Problem details: This exercise asks for a copy of each line in the records below with the word "JSON" in it.

Data to examine below:

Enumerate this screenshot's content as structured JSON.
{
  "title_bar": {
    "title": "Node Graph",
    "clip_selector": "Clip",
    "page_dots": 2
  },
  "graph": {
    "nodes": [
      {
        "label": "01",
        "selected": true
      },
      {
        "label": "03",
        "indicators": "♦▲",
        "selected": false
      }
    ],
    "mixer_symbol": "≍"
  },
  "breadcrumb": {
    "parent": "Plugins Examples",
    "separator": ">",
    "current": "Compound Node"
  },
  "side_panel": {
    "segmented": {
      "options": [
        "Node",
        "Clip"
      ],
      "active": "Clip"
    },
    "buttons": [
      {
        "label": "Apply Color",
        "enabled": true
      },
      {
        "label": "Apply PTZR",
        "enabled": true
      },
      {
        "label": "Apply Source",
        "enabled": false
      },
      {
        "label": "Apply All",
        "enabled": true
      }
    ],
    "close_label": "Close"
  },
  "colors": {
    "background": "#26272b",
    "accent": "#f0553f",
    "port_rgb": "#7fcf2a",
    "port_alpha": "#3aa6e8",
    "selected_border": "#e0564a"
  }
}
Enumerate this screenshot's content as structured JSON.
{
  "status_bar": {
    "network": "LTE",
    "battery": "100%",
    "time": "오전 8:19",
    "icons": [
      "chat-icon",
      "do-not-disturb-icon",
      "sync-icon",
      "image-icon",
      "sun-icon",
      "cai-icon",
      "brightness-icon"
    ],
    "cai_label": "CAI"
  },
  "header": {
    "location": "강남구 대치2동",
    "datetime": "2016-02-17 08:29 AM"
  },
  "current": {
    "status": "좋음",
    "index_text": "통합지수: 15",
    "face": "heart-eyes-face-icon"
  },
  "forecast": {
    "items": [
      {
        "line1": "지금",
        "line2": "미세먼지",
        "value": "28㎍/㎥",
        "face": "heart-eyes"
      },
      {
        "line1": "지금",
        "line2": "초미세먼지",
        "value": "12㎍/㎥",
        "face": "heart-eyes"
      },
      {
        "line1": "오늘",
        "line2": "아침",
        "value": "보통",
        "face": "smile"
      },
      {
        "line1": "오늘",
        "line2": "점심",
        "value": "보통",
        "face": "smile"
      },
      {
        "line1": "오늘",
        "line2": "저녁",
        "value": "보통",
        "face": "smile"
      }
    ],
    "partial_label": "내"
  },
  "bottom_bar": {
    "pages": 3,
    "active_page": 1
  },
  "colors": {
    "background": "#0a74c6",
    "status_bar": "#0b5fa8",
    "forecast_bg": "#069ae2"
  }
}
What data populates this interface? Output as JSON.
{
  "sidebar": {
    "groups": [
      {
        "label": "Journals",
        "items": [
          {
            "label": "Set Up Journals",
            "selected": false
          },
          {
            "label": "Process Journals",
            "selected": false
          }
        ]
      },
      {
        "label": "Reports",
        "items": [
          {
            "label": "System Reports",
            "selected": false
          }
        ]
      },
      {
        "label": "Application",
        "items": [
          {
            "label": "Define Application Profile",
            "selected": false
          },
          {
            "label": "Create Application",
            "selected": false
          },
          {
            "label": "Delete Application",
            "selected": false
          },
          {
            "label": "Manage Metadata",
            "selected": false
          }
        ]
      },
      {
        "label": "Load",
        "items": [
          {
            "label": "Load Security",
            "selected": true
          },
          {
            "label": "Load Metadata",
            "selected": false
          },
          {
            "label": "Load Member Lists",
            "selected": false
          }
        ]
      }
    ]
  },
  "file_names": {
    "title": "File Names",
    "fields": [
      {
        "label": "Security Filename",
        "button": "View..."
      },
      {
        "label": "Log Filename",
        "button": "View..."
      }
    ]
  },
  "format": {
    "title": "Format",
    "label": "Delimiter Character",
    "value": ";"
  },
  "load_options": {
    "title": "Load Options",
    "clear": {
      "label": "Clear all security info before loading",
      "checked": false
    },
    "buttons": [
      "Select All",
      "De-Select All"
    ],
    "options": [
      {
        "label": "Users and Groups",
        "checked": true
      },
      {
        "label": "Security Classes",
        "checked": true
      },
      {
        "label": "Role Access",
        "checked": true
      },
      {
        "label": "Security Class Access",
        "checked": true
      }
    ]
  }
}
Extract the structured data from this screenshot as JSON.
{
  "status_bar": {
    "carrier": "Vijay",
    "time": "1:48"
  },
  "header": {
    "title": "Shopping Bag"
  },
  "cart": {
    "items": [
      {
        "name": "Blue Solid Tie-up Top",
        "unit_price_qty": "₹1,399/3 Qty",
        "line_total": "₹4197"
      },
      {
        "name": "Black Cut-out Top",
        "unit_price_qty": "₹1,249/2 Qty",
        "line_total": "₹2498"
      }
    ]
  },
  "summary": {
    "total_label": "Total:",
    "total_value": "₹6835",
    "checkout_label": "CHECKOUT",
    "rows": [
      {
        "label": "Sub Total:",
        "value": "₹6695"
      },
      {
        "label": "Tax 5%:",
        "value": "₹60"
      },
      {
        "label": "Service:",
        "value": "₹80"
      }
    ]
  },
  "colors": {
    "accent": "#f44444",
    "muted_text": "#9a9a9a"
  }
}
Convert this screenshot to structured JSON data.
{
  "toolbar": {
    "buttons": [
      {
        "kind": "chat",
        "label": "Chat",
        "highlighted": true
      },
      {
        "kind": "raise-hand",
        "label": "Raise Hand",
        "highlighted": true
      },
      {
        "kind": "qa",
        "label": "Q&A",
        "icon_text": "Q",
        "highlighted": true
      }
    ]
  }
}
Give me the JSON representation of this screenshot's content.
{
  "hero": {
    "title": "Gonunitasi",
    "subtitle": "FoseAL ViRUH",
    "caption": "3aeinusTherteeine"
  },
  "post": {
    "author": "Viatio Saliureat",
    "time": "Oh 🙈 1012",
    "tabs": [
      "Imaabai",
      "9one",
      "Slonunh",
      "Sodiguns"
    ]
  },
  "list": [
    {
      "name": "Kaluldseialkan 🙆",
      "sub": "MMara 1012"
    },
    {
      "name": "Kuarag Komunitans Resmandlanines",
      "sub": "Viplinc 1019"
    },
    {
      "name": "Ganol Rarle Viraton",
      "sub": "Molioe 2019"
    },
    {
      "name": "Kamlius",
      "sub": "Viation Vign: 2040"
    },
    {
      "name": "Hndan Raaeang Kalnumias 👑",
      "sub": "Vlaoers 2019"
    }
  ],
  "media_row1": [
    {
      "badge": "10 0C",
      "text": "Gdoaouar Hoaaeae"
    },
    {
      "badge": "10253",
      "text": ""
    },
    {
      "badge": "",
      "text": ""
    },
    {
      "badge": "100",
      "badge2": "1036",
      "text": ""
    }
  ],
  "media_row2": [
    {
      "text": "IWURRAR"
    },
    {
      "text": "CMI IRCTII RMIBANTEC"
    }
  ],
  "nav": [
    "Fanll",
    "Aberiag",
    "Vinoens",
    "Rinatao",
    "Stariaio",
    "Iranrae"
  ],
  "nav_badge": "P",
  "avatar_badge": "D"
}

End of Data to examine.

Result:
Enumerate this screenshot's content as structured JSON.
Enumerate this screenshot's content as structured JSON.
What data populates this interface? Output as JSON.
Extract the structured data from this screenshot as JSON.
Convert this screenshot to structured JSON data.
Give me the JSON representation of this screenshot's content.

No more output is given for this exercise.